The Mustard Seed’s Properties
Many today interpret this parable as the growth of the true church of God, but that is not what the first century Jew or Gentile would have thought. Let’s consider what the Mustard Seed meant to them. This plant’s properties look so much like the tare – it is known to grow very well with very little care, just like a weed.
This is what the Talmud relates: The Hebrew word for mustard is hardal; it is made up of two words; mountain/har & poor/dal. It describes a poor mountain. b. Erub. 5:1, I.18.A
This is a good description for a Mustard Tree because it grows so fast and high. Not only does it provide little, but it is also an invasive plant. This is perhaps why the Talmud forbade the Jews to plant a mustard seed in their garden (BT. Kil. 3:2), advising instead that it must be grown outside the city, in the fields.
The Greek word for mustard is also quite revealing.
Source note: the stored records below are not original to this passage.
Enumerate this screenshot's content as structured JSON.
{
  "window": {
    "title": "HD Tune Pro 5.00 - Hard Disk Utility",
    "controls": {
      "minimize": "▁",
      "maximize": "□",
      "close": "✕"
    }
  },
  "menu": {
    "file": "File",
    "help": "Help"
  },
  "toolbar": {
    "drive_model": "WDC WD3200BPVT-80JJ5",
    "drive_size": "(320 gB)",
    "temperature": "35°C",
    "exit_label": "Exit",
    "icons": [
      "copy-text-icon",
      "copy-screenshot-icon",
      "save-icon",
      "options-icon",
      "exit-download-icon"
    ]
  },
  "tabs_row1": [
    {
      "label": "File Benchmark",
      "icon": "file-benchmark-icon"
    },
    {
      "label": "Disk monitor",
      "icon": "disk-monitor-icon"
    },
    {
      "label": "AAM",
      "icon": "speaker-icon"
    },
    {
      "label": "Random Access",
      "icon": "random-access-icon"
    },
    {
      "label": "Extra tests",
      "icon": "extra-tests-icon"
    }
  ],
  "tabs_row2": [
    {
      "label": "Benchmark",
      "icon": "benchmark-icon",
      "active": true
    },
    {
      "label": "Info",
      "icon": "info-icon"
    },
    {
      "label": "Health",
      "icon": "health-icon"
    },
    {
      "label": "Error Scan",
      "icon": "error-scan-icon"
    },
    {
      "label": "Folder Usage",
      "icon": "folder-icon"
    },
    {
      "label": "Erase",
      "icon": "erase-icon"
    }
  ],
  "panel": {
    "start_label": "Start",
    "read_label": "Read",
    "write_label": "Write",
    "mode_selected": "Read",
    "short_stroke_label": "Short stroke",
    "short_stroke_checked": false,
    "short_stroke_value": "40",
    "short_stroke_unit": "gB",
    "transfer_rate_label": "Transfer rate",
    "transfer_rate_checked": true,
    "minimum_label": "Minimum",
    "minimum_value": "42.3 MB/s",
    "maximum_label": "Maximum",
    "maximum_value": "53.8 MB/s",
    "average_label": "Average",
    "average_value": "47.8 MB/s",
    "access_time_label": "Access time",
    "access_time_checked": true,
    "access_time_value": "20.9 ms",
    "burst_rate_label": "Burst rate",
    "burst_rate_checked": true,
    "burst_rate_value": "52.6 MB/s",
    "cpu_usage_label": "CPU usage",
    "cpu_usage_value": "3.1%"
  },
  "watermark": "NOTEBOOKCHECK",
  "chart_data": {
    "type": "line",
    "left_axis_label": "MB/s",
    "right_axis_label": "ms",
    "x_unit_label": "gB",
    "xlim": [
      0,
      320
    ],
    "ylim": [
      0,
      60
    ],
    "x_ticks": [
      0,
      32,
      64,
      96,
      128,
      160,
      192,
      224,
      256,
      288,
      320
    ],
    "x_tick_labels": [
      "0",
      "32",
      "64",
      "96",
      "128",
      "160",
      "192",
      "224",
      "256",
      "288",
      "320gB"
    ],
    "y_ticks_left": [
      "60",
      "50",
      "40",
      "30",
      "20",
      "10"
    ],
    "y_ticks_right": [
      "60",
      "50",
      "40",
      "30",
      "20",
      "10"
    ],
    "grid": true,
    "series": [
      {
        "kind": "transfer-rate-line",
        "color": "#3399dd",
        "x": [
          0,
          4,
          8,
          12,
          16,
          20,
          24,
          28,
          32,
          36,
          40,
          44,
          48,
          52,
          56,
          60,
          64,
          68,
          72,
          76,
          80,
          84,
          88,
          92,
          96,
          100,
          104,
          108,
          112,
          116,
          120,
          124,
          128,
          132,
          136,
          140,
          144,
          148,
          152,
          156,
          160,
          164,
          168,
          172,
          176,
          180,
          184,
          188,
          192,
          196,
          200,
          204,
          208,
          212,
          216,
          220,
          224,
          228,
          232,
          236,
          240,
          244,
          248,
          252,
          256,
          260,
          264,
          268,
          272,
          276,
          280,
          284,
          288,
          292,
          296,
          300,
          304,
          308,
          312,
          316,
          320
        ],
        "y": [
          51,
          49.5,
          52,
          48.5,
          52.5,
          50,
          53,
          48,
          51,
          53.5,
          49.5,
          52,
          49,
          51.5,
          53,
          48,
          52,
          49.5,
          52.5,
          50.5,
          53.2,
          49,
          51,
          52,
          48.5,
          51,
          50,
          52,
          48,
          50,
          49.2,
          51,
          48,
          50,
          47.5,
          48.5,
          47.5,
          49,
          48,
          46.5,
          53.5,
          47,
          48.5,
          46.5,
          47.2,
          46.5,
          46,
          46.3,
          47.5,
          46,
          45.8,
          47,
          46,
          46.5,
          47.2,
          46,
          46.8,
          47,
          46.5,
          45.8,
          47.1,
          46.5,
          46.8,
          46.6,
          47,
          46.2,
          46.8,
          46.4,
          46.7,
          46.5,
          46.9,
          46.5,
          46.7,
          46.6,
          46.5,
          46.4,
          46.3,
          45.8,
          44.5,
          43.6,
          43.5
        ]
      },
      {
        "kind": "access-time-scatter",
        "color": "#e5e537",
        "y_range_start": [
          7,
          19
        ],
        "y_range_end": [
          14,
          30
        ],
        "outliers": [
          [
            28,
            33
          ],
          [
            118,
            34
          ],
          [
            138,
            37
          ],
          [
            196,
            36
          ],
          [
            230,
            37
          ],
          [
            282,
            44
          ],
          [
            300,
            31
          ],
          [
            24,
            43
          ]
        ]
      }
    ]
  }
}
It is the word sinapi which is thought to be from sinamai meaning to hurt or to sting. The word sinapi also refers to giving a sour look. This is the negative picture one would have had when the word mustard was mentioned.
Even today, the mustard bush, like all weeds, is known to grow well and very fast in most soils and this causes a lot of problems for many farmers who complain that it is the cause of crop reduction. They say that wild mustard seeds also cause serious illness in livestock when they are ingested. It is then very doubtful that this tree would be used for the growth of the good side of the church.
Some have argued, “Even though it is a weed, why would Jesus have used the mustard seed to speak of faith when He said, “If you have faith the size of a mustard seed, you will say to this mountain, ‘Move from here to there,’ and it will move; and nothing will be impossible to you”. Matthew 17:20
Yeshua used the mustard seed as He used the serpent when He said, “Be wise as a serpent” Matthew 10:16. We know the serpent is a symbol of the devil. Both were being compared to a believer in action and in each case context directs its interpretation.
No Rest where these Birds Rest
But there is even more to the negative side of the Mustard Tree. At the end of the parable, after Yeshua says that this tree will grow to great heights, he then quotes a verse from Daniel 4 and says, “So that the birds of the air can nest under its shade.”
This is an almost word for word quotation from the Greek Bible, the Septuagint on Daniel 4:12. So many would have recognized Yeshua’s quotation since Daniel was a much read prophet of the first century. But what is the relation between Daniel 4 and the Mustard Seed?
By quoting Daniel 4, we are brought to see that the Mustard Tree is directly related to Babel or Babylon and this quote helps us to make a direct link with the Babylon of Revelation 17 which is the false church that is presently taking shape around us.
This was the king’s dream; ‘The tree grew large and became strong and its height reached to the sky, And it was visible to the end of the whole earth. ‘Its foliage was beautiful and its fruit abundant, And in it was food for all. The beasts of the field found shade under it, And the birds of the sky dwelt in its branches, And all living creatures fed themselves from it. The part that Yeshua cited is in vs.11-12, speaking of the birds which are dwelling in its branches.
Rabbinical commentators understood these birds of the air to be unclean ones (b. Hul. 139B–140A). They noticed that it speaks of the birds of heaven, including all kinds of birds.
Then here in Revelation 18:2, relating to the fall of this empire, we read of the birds who dwell in Babylon. “Fallen, fallen is Babylon the great! She has become a dwelling place of demons and a prison of every unclean spirit, and a prison of every unclean and hateful bird.” Babylon rises and becomes the center of this earth and then, when Yeshua comes back, it is destroyed, and very fast, and forever. But this is yet future.